=== Problem requirements ===
Would you find each line in the entries below with the string "options" and copy it?

=== App and web page records ===
-*-*-

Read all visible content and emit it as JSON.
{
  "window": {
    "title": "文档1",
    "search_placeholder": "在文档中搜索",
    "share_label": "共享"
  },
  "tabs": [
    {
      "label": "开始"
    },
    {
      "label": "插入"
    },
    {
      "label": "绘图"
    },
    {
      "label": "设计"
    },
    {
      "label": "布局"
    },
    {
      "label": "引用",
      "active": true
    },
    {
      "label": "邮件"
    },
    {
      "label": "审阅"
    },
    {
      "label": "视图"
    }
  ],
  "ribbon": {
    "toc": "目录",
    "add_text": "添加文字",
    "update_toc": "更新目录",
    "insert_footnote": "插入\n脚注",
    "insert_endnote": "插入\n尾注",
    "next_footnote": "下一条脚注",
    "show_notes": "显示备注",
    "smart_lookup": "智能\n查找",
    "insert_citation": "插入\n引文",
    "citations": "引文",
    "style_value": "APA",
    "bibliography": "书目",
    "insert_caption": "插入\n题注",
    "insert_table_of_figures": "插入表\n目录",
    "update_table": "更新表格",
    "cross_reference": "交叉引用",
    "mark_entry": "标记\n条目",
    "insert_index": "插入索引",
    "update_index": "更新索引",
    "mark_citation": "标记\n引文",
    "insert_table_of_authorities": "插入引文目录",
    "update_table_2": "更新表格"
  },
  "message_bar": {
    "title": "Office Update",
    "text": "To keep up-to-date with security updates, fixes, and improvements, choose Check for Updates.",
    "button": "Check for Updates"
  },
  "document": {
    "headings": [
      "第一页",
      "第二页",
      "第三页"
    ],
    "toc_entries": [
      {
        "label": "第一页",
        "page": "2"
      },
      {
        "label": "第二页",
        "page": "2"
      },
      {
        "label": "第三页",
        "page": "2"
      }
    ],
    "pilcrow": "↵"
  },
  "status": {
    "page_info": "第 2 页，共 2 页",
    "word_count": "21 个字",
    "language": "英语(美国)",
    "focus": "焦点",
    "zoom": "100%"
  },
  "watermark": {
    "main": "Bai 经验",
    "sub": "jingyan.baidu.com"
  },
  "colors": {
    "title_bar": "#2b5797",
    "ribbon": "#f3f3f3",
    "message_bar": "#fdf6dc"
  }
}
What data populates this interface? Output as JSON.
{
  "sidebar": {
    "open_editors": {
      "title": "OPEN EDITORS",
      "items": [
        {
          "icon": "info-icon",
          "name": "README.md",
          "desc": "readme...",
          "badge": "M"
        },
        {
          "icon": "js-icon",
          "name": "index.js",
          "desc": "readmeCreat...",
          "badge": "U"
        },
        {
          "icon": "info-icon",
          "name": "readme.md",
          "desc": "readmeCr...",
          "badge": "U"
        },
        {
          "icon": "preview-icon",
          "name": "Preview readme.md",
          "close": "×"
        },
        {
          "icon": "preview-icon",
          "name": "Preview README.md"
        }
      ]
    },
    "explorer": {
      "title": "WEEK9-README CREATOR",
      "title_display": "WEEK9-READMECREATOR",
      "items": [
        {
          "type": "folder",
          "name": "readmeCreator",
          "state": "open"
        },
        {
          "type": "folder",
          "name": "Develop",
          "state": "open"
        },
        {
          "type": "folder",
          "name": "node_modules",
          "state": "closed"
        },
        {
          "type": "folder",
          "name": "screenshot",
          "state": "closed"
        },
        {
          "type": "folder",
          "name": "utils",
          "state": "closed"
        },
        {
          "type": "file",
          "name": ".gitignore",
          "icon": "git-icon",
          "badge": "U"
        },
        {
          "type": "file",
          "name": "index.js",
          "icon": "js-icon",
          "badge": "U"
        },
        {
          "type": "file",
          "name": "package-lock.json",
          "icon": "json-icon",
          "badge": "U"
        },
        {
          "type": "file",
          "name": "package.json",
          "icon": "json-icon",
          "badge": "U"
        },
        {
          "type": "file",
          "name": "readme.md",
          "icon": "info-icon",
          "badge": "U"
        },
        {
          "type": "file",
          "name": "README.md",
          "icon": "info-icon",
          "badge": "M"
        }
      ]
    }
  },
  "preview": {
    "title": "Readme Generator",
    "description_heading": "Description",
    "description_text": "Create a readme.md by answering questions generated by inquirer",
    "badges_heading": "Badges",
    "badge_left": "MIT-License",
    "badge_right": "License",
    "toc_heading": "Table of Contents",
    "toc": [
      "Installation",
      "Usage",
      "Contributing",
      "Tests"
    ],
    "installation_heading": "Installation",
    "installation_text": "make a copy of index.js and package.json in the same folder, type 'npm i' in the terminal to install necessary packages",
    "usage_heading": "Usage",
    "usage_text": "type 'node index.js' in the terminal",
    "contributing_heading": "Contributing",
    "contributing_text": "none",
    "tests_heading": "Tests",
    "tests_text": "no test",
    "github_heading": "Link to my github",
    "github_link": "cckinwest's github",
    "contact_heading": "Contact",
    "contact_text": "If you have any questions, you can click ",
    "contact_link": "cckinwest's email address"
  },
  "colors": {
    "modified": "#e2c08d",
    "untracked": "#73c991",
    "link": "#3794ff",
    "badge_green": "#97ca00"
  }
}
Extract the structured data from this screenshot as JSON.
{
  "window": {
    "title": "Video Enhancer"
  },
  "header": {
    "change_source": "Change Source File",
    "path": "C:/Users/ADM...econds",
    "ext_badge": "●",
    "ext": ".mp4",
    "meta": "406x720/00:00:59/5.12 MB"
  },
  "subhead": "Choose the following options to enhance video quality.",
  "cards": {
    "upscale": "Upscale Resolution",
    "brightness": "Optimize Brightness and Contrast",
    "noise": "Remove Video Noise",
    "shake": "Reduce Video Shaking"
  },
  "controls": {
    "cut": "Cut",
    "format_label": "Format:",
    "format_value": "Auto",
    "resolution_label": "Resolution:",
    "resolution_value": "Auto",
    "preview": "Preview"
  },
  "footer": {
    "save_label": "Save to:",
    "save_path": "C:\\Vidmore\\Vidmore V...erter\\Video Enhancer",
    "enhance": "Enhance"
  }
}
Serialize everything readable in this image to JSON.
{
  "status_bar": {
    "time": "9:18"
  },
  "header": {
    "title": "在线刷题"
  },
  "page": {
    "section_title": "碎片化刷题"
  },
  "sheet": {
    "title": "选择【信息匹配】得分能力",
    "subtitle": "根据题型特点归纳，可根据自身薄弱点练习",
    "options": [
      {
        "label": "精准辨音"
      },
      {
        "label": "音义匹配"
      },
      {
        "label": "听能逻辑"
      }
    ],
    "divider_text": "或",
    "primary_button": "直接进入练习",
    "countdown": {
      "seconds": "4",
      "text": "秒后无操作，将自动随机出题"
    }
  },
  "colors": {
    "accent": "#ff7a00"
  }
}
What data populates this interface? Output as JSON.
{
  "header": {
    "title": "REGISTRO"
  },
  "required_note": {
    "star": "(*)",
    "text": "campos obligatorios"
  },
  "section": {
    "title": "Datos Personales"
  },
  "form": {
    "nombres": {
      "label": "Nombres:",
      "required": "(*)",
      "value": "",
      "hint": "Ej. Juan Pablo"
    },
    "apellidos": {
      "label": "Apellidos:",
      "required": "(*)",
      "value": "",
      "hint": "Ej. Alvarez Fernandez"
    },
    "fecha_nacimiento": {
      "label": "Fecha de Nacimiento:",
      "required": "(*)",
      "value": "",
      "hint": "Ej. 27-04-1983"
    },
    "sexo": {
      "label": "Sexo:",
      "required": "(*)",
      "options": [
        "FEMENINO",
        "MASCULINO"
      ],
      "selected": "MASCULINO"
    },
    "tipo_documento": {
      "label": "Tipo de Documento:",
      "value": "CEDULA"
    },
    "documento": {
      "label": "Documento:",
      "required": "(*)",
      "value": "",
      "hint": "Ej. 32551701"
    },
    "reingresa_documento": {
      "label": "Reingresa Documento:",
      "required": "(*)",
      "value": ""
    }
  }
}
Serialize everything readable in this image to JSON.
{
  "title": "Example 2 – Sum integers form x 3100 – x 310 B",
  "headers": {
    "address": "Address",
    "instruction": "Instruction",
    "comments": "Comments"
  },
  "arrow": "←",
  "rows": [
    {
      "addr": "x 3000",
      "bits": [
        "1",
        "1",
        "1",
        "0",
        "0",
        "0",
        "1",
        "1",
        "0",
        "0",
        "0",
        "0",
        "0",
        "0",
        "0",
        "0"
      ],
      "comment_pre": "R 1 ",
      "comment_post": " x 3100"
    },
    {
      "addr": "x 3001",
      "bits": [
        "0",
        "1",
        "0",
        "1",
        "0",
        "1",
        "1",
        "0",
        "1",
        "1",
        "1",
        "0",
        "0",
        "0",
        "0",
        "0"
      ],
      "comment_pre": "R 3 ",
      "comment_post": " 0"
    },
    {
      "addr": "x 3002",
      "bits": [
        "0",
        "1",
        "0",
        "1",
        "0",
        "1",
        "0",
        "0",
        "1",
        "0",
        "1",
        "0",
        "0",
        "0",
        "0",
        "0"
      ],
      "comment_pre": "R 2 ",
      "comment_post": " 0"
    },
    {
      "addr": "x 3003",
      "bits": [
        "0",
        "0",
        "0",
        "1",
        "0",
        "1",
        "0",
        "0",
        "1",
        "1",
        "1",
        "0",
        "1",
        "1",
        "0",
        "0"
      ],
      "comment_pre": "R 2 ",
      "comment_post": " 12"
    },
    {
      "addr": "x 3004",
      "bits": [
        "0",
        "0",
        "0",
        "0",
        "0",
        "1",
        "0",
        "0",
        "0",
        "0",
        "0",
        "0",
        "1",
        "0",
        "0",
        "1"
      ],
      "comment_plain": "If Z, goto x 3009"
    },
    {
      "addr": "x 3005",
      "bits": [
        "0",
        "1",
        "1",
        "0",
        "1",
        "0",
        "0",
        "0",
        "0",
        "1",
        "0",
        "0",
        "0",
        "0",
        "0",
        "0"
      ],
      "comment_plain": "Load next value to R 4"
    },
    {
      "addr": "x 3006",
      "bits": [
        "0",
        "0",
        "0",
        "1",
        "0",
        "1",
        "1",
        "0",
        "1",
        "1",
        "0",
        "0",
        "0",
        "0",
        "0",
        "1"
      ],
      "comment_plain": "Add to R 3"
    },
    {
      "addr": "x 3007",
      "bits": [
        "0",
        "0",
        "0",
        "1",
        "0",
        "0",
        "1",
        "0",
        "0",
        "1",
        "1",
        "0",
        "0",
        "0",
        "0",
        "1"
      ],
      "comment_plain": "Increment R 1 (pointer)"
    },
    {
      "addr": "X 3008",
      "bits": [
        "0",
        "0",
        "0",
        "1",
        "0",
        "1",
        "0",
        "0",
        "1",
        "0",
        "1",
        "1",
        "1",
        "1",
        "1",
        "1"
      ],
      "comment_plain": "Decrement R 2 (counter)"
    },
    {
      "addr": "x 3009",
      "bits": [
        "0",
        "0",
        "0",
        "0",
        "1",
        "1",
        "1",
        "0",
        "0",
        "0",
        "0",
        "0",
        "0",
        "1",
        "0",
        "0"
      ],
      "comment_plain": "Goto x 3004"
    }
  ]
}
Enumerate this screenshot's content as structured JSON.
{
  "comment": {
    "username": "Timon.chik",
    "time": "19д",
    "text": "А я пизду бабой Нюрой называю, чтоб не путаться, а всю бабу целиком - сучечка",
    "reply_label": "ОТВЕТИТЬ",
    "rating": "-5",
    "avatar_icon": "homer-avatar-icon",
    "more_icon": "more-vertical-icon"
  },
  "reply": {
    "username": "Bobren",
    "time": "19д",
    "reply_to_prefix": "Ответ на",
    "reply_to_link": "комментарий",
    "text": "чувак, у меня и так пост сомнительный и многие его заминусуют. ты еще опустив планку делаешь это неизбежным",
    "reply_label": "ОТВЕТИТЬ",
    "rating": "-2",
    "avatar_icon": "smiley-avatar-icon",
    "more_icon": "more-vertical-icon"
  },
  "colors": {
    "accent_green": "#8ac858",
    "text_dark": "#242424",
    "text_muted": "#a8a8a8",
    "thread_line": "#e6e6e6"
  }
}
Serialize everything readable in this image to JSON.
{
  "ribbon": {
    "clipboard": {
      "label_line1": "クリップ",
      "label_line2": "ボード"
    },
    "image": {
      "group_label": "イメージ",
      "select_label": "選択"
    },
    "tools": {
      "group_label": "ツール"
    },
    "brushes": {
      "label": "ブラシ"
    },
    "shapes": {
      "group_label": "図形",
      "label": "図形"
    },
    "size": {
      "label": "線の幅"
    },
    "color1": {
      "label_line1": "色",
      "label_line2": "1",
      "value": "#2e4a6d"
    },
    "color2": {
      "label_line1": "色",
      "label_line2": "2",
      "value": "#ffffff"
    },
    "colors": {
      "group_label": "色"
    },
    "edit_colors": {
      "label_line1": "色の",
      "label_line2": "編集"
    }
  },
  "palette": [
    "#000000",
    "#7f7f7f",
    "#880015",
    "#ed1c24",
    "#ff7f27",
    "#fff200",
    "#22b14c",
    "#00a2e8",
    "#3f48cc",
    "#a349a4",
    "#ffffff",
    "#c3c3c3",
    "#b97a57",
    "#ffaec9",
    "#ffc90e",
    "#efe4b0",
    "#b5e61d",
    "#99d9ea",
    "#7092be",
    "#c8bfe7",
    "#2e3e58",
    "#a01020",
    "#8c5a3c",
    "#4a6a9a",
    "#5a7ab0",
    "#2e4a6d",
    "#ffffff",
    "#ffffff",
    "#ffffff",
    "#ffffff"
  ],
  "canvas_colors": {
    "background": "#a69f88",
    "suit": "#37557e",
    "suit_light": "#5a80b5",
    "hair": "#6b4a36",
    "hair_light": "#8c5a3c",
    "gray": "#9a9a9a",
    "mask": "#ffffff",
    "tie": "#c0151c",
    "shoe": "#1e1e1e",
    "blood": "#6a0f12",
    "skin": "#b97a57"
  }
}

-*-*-

=== Finished exercise ===
  "subhead": "Choose the following options to enhance video quality.",
    "options": [
      "options": [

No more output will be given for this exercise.